*Component data from apps and pages*

---*---

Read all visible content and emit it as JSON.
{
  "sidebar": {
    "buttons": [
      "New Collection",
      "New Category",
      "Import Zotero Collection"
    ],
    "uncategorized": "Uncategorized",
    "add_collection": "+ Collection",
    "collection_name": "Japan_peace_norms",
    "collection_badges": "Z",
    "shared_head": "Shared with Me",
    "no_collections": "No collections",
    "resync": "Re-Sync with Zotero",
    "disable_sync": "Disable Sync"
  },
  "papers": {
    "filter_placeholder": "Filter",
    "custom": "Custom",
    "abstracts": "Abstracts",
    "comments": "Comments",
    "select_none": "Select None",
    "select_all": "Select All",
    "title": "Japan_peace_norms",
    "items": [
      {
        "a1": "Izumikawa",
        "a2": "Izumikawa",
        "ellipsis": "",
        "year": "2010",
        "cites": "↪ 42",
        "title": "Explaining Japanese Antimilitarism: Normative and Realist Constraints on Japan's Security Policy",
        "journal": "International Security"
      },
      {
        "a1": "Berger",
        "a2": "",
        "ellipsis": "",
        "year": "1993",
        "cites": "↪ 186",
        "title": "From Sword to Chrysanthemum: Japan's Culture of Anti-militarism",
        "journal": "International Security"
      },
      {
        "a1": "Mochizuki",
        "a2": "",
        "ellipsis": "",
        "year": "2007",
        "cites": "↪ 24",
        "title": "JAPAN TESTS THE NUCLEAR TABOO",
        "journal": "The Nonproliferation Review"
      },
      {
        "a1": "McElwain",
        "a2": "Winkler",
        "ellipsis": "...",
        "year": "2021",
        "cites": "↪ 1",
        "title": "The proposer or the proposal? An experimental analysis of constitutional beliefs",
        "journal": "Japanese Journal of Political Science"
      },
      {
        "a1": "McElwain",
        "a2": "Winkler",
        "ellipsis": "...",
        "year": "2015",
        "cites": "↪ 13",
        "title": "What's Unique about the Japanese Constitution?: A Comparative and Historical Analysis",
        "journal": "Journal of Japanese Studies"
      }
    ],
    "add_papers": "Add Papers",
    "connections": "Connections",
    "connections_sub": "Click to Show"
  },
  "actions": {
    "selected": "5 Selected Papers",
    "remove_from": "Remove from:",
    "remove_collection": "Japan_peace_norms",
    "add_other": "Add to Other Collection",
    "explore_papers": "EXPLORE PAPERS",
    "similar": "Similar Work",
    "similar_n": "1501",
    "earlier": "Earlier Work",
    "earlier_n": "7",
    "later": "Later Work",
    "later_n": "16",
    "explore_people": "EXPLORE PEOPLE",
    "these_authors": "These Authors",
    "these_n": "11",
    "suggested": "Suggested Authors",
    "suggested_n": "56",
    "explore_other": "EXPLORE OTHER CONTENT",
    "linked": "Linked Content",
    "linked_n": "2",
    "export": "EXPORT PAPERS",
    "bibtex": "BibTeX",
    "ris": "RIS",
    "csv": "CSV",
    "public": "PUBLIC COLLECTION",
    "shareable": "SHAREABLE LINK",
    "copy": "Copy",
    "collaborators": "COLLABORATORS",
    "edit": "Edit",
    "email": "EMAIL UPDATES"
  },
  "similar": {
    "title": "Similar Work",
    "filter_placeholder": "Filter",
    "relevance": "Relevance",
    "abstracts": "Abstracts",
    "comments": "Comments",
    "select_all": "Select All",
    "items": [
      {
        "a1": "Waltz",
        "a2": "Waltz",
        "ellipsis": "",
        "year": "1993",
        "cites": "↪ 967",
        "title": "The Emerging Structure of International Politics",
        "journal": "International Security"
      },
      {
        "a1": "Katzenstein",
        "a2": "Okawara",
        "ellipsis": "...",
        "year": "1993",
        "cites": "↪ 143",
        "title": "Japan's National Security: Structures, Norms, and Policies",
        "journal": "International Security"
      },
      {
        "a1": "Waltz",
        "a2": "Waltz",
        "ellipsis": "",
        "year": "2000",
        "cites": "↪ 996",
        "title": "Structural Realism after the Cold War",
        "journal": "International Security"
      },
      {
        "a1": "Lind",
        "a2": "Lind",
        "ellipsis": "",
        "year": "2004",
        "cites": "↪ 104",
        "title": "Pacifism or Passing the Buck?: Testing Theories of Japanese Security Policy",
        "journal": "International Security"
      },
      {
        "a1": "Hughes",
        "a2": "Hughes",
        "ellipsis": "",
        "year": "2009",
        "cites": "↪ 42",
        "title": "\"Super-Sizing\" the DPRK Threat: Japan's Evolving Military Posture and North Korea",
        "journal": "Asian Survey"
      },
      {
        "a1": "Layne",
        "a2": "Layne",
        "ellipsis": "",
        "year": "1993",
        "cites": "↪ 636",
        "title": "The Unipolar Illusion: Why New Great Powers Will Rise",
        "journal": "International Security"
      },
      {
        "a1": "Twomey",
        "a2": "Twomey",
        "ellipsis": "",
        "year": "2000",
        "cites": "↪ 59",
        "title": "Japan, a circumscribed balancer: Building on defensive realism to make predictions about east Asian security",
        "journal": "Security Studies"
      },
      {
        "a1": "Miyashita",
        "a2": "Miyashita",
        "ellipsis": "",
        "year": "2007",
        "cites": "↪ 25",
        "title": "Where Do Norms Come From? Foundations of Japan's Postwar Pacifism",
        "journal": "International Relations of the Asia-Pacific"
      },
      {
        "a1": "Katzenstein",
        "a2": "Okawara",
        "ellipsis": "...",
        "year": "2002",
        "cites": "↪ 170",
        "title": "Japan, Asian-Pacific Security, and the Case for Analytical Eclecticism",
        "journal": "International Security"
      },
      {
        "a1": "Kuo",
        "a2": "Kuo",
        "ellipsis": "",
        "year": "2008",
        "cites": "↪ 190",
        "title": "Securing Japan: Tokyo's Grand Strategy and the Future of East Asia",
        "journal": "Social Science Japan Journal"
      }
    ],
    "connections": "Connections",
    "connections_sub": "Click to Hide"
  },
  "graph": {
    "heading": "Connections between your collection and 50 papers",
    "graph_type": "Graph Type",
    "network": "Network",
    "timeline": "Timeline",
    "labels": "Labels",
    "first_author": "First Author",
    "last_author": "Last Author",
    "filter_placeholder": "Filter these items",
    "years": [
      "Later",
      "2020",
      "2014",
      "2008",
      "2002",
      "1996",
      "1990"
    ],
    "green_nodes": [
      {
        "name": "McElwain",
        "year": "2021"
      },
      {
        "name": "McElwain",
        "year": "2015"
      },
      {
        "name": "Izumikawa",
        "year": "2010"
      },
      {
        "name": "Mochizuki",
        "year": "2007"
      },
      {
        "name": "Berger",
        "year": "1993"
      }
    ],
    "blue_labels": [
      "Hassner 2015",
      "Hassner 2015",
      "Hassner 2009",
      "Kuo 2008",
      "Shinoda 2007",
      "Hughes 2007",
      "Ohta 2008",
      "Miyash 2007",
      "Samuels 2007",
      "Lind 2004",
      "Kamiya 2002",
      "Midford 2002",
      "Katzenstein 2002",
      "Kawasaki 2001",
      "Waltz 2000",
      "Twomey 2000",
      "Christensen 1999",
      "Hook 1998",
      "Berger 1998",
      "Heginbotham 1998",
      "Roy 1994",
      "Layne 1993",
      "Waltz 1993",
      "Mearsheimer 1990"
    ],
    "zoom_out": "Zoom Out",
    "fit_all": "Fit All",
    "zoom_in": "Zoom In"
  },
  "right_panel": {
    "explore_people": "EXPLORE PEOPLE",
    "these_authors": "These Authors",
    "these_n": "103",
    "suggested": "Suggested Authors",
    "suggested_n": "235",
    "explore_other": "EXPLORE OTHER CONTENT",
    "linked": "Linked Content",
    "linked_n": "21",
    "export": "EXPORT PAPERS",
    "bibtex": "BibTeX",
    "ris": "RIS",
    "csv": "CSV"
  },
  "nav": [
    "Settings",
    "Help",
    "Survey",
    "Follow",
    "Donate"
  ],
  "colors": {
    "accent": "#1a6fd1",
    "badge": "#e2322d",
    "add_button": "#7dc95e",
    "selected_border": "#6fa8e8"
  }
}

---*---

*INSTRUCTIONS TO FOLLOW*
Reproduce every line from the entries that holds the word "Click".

*EXERCISE SOLUTION*
    "connections_sub": "Click to Show"
    "connections_sub": "Click to Hide"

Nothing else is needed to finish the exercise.